▸ ASSIGNMENT:
Return every record below exactly; leave out the images.

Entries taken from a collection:
==================================================

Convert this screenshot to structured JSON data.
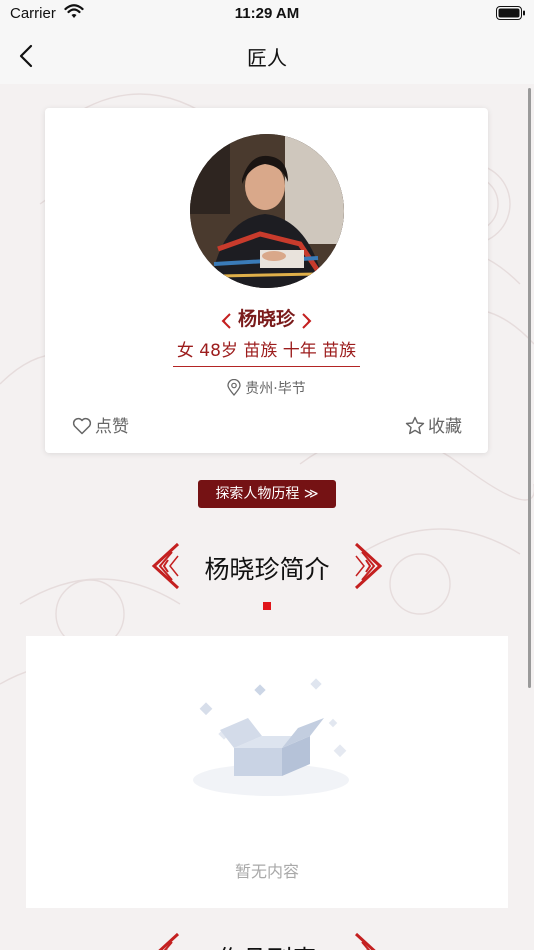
{
  "status": {
    "carrier": "Carrier",
    "time": "11:29 AM"
  },
  "nav": {
    "title": "匠人"
  },
  "profile": {
    "name": "杨晓珍",
    "tags": "女 48岁 苗族 十年 苗族",
    "location": "贵州·毕节",
    "like_label": "点赞",
    "favorite_label": "收藏"
  },
  "explore_button": "探索人物历程 ≫",
  "intro": {
    "title": "杨晓珍简介",
    "empty_text": "暂无内容"
  },
  "works": {
    "title": "作品列表"
  },
  "icons": [
    "wifi-icon",
    "battery-icon",
    "back-arrow-icon",
    "location-pin-icon",
    "heart-icon",
    "star-icon",
    "empty-box-icon"
  ],
  "colors": {
    "accent": "#751214",
    "name": "#7a1b1b",
    "tag": "#9c1c1c",
    "section_deco": "#c42020",
    "dot": "#e0151a"
  }
}
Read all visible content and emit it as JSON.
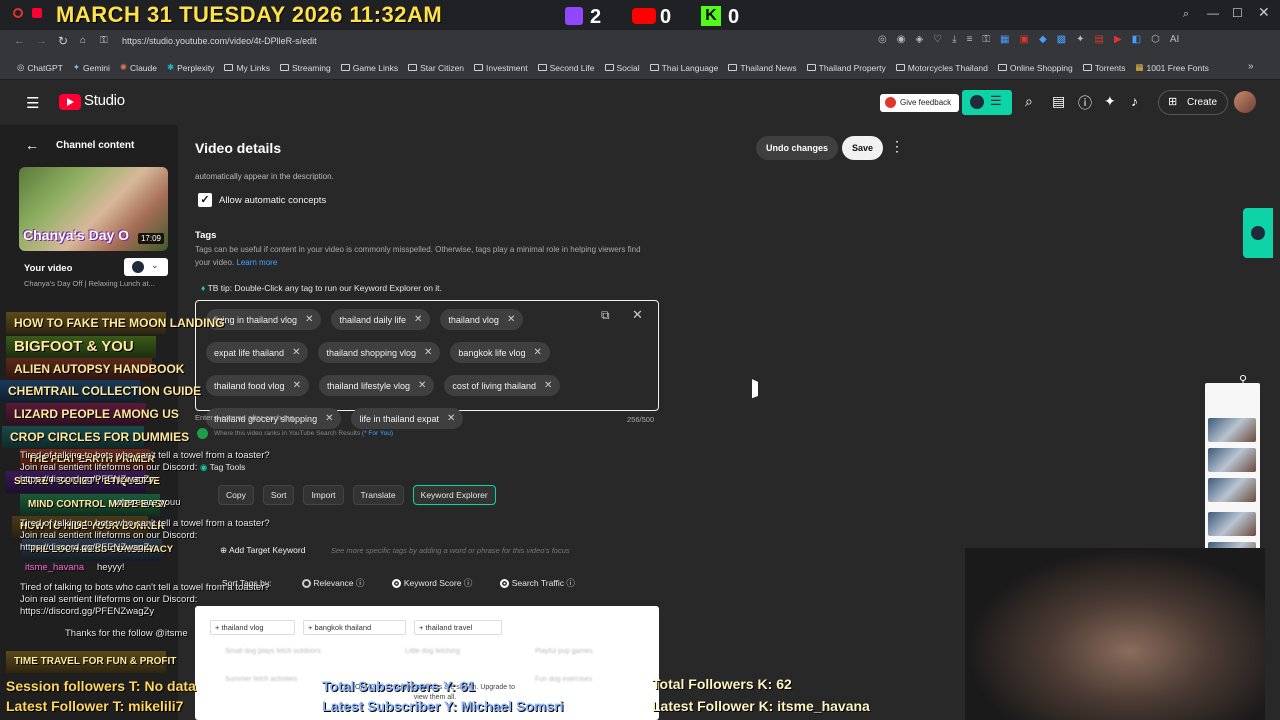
{
  "overlay": {
    "datetime": "MARCH 31 TUESDAY 2026 11:32AM",
    "twitch_count": "2",
    "youtube_count": "0",
    "kick_count": "0",
    "session_followers": "Session followers T: No data",
    "latest_follower_t": "Latest Follower T: mikelili7",
    "total_subscribers": "Total Subscribers Y: 61",
    "latest_subscriber": "Latest Subscriber Y: Michael Somsri",
    "total_followers_k": "Total Followers K: 62",
    "latest_follower_k": "Latest Follower K: itsme_havana"
  },
  "browser": {
    "url": "https://studio.youtube.com/video/4t-DPlleR-s/edit",
    "bookmarks": [
      "ChatGPT",
      "Gemini",
      "Claude",
      "Perplexity",
      "My Links",
      "Streaming",
      "Game Links",
      "Star Citizen",
      "Investment",
      "Second Life",
      "Social",
      "Thai Language",
      "Thailand News",
      "Thailand Property",
      "Motorcycles Thailand",
      "Online Shopping",
      "Torrents",
      "1001 Free Fonts"
    ]
  },
  "studio": {
    "logo_text": "Studio",
    "give_feedback": "Give feedback",
    "create": "Create",
    "channel_content": "Channel content",
    "your_video": "Your video",
    "video_title_short": "Chanya's Day Off | Relaxing Lunch at...",
    "thumb_caption": "Chanya's Day O",
    "thumb_duration": "17:09"
  },
  "details": {
    "title": "Video details",
    "undo": "Undo changes",
    "save": "Save",
    "auto_note": "automatically appear in the description.",
    "allow_concepts": "Allow automatic concepts",
    "tags_heading": "Tags",
    "tags_desc": "Tags can be useful if content in your video is commonly misspelled. Otherwise, tags play a minimal role in helping viewers find your video.",
    "learn_more": "Learn more",
    "tb_tip": "TB tip: Double-Click any tag to run our Keyword Explorer on it.",
    "tags": [
      "living in thailand vlog",
      "thailand daily life",
      "thailand vlog",
      "expat life thailand",
      "thailand shopping vlog",
      "bangkok life vlog",
      "thailand food vlog",
      "thailand lifestyle vlog",
      "cost of living thailand",
      "thailand grocery shopping",
      "life in thailand expat"
    ],
    "comma_hint": "Enter a comma after each tag",
    "counter": "256/500",
    "rank_note": "Where this video ranks in YouTube Search Results",
    "for_you": "(* For You)",
    "tag_tools": "Tag Tools",
    "tool_buttons": [
      "Copy",
      "Sort",
      "Import",
      "Translate",
      "Keyword Explorer"
    ],
    "add_target": "Add Target Keyword",
    "add_target_hint": "See more specific tags by adding a word or phrase for this video's focus",
    "sort_by": "Sort Tags by:",
    "sort_options": [
      "Relevance",
      "Keyword Score",
      "Search Traffic"
    ],
    "suggested": [
      "thailand vlog",
      "bangkok thailand",
      "thailand travel"
    ],
    "blurred_rows": [
      "Small dog plays fetch outdoors",
      "Little dog fetching",
      "Playful pup games",
      "Summer fetch activities",
      "Fun dog exercises"
    ],
    "upgrade_note": "Only 3 of 12 suggested tags are shown. Upgrade to view them all."
  },
  "chat": [
    {
      "user": "",
      "text": "Tired of talking to bots who can't tell a towel from a toaster? Join real sentient lifeforms on our Discord: https://discord.gg/PFENZwagZy"
    },
    {
      "user": "",
      "text": "where are youu"
    },
    {
      "user": "itsme_havana",
      "text": "heyyy!"
    },
    {
      "user": "",
      "text": "Thanks for the follow @itsme"
    }
  ],
  "books": [
    "HOW TO FAKE THE MOON LANDING",
    "BIGFOOT & YOU",
    "ALIEN AUTOPSY HANDBOOK",
    "CHEMTRAIL COLLECTION GUIDE",
    "LIZARD PEOPLE AMONG US",
    "CROP CIRCLES FOR DUMMIES",
    "THE FLAT EARTH PRIMER",
    "SECRET SOCIETY ETIQUETTE",
    "MIND CONTROL MADE EASY",
    "HOW TO HIDE YOUR BUNKER",
    "THE LOCH NESS CONSPIRACY",
    "TIME TRAVEL FOR FUN & PROFIT"
  ],
  "colors": {
    "accent": "#0dd3a7",
    "overlay_yellow": "#ffe24a",
    "yt_red": "#ff0033"
  }
}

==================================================

▸ RESULT OF THIS TASK:
Convert this screenshot to structured JSON data.
{
  "status": {
    "carrier": "Carrier",
    "time": "11:29 AM"
  },
  "nav": {
    "title": "匠人"
  },
  "profile": {
    "name": "杨晓珍",
    "tags": "女 48岁 苗族 十年 苗族",
    "location": "贵州·毕节",
    "like_label": "点赞",
    "favorite_label": "收藏"
  },
  "explore_button": "探索人物历程 ≫",
  "intro": {
    "title": "杨晓珍简介",
    "empty_text": "暂无内容"
  },
  "works": {
    "title": "作品列表"
  },
  "icons": [
    "wifi-icon",
    "battery-icon",
    "back-arrow-icon",
    "location-pin-icon",
    "heart-icon",
    "star-icon",
    "empty-box-icon"
  ],
  "colors": {
    "accent": "#751214",
    "name": "#7a1b1b",
    "tag": "#9c1c1c",
    "section_deco": "#c42020",
    "dot": "#e0151a"
  }
}
Read all visible content and emit it as JSON.
{
  "overlay": {
    "datetime": "MARCH 31 TUESDAY 2026 11:32AM",
    "twitch_count": "2",
    "youtube_count": "0",
    "kick_count": "0",
    "session_followers": "Session followers T: No data",
    "latest_follower_t": "Latest Follower T: mikelili7",
    "total_subscribers": "Total Subscribers Y: 61",
    "latest_subscriber": "Latest Subscriber Y: Michael Somsri",
    "total_followers_k": "Total Followers K: 62",
    "latest_follower_k": "Latest Follower K: itsme_havana"
  },
  "browser": {
    "url": "https://studio.youtube.com/video/4t-DPlleR-s/edit",
    "bookmarks": [
      "ChatGPT",
      "Gemini",
      "Claude",
      "Perplexity",
      "My Links",
      "Streaming",
      "Game Links",
      "Star Citizen",
      "Investment",
      "Second Life",
      "Social",
      "Thai Language",
      "Thailand News",
      "Thailand Property",
      "Motorcycles Thailand",
      "Online Shopping",
      "Torrents",
      "1001 Free Fonts"
    ]
  },
  "studio": {
    "logo_text": "Studio",
    "give_feedback": "Give feedback",
    "create": "Create",
    "channel_content": "Channel content",
    "your_video": "Your video",
    "video_title_short": "Chanya's Day Off | Relaxing Lunch at...",
    "thumb_caption": "Chanya's Day O",
    "thumb_duration": "17:09"
  },
  "details": {
    "title": "Video details",
    "undo": "Undo changes",
    "save": "Save",
    "auto_note": "automatically appear in the description.",
    "allow_concepts": "Allow automatic concepts",
    "tags_heading": "Tags",
    "tags_desc": "Tags can be useful if content in your video is commonly misspelled. Otherwise, tags play a minimal role in helping viewers find your video.",
    "learn_more": "Learn more",
    "tb_tip": "TB tip: Double-Click any tag to run our Keyword Explorer on it.",
    "tags": [
      "living in thailand vlog",
      "thailand daily life",
      "thailand vlog",
      "expat life thailand",
      "thailand shopping vlog",
      "bangkok life vlog",
      "thailand food vlog",
      "thailand lifestyle vlog",
      "cost of living thailand",
      "thailand grocery shopping",
      "life in thailand expat"
    ],
    "comma_hint": "Enter a comma after each tag",
    "counter": "256/500",
    "rank_note": "Where this video ranks in YouTube Search Results",
    "for_you": "(* For You)",
    "tag_tools": "Tag Tools",
    "tool_buttons": [
      "Copy",
      "Sort",
      "Import",
      "Translate",
      "Keyword Explorer"
    ],
    "add_target": "Add Target Keyword",
    "add_target_hint": "See more specific tags by adding a word or phrase for this video's focus",
    "sort_by": "Sort Tags by:",
    "sort_options": [
      "Relevance",
      "Keyword Score",
      "Search Traffic"
    ],
    "suggested": [
      "thailand vlog",
      "bangkok thailand",
      "thailand travel"
    ],
    "blurred_rows": [
      "Small dog plays fetch outdoors",
      "Little dog fetching",
      "Playful pup games",
      "Summer fetch activities",
      "Fun dog exercises"
    ],
    "upgrade_note": "Only 3 of 12 suggested tags are shown. Upgrade to view them all."
  },
  "chat": [
    {
      "user": "",
      "text": "Tired of talking to bots who can't tell a towel from a toaster? Join real sentient lifeforms on our Discord: https://discord.gg/PFENZwagZy"
    },
    {
      "user": "",
      "text": "where are youu"
    },
    {
      "user": "itsme_havana",
      "text": "heyyy!"
    },
    {
      "user": "",
      "text": "Thanks for the follow @itsme"
    }
  ],
  "books": [
    "HOW TO FAKE THE MOON LANDING",
    "BIGFOOT & YOU",
    "ALIEN AUTOPSY HANDBOOK",
    "CHEMTRAIL COLLECTION GUIDE",
    "LIZARD PEOPLE AMONG US",
    "CROP CIRCLES FOR DUMMIES",
    "THE FLAT EARTH PRIMER",
    "SECRET SOCIETY ETIQUETTE",
    "MIND CONTROL MADE EASY",
    "HOW TO HIDE YOUR BUNKER",
    "THE LOCH NESS CONSPIRACY",
    "TIME TRAVEL FOR FUN & PROFIT"
  ],
  "colors": {
    "accent": "#0dd3a7",
    "overlay_yellow": "#ffe24a",
    "yt_red": "#ff0033"
  }
}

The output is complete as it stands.